The Legacy of the Free Church Abroad

On 18 May 1843 a large number of clergy withdrew from the established Church of Scotland – an event that became known as the Disruption of 1843, and led to the foundation of the Free Church of Scotland. The history of the Free Church is intrinsically connected with many a Scottish venture and settlement abroad, but perhaps nowhere more so than with the establishment of Dunedin, Otago, in the South Island of New Zealand. This is the case because Dunedin was organised under the New Zealand Company’s offshoot, the Otago Association, as a Free Church Settlement in 1848, thus bringing a large number of Free Church settlers to the country to build a ‘new Edinburgh’ in the South Seas. Here, and as a direct result of the 1843 Disruption, Scottish …

Burns Night in New Zealand
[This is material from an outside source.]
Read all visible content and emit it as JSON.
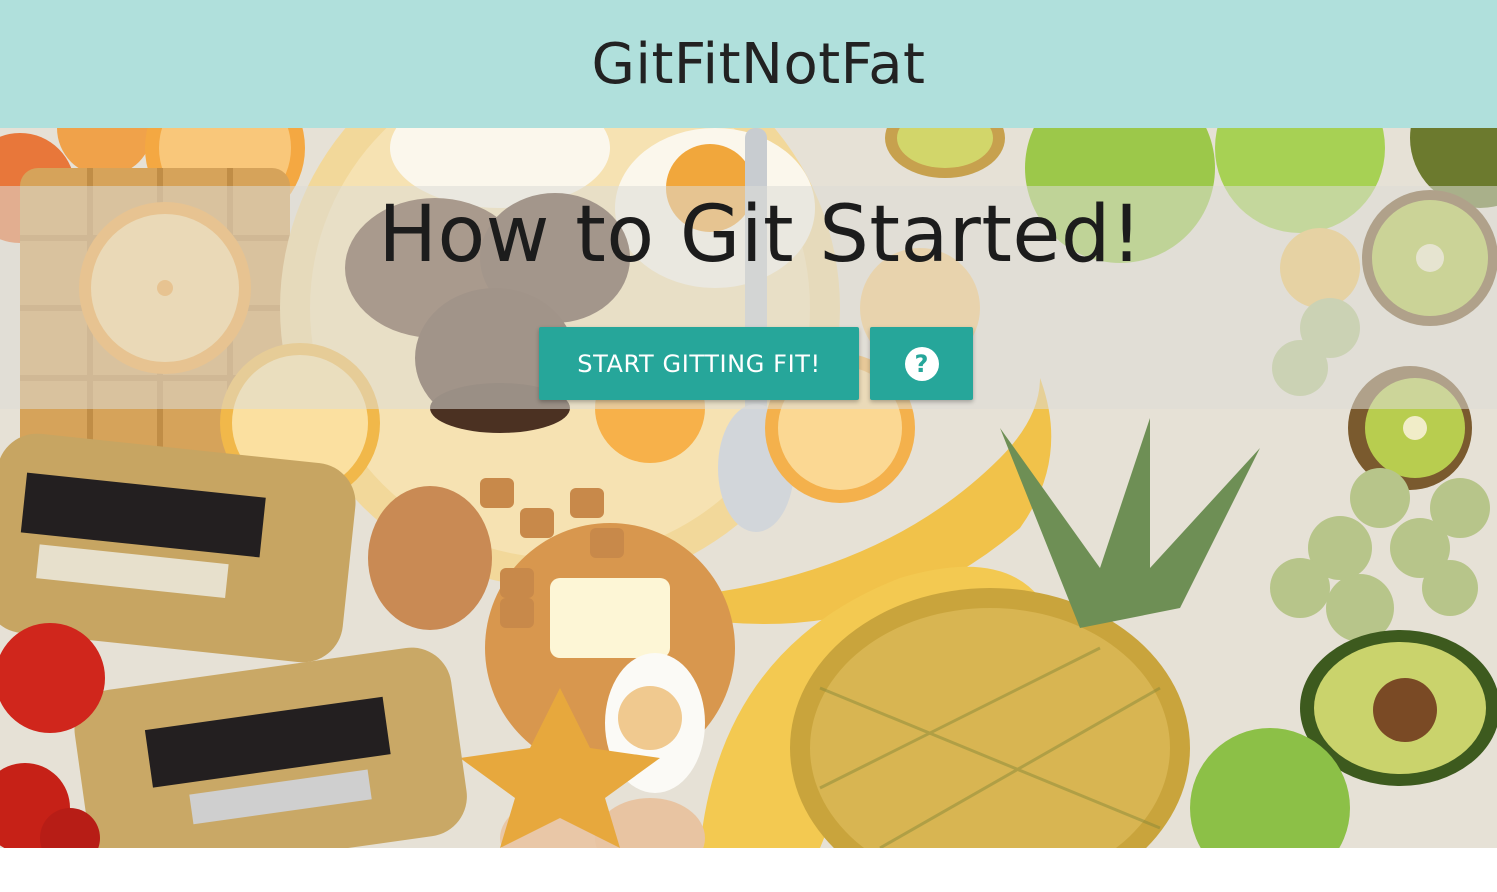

burnsdinnerdunWhen members of the Dunedin Burns Club and its friends gathered in 1906 to celebrate the 147th birthday of Scotland’s national bard, they did so ‘with mirth and song and joyous acclamations’. The Club’s choir and the Dunedin Pipe Band enlivened the proceedings, offering musical entertainment between the many toasts and speeches that were delivered. The key address of the evening was made by Sir Robert Stout. Born in Lerwick, Shetland, in 1844, Stout left for New Zealand in 1863, soon rising to become one of the country’s most prominent public figures, serving as Premier and Chief Justice. An ardent champion of his Scottish heritage, Stout was engaged with a number of Scottish associations, thereby maintaining strong links with his native Shetland and the Scottish mainland. He was keen for …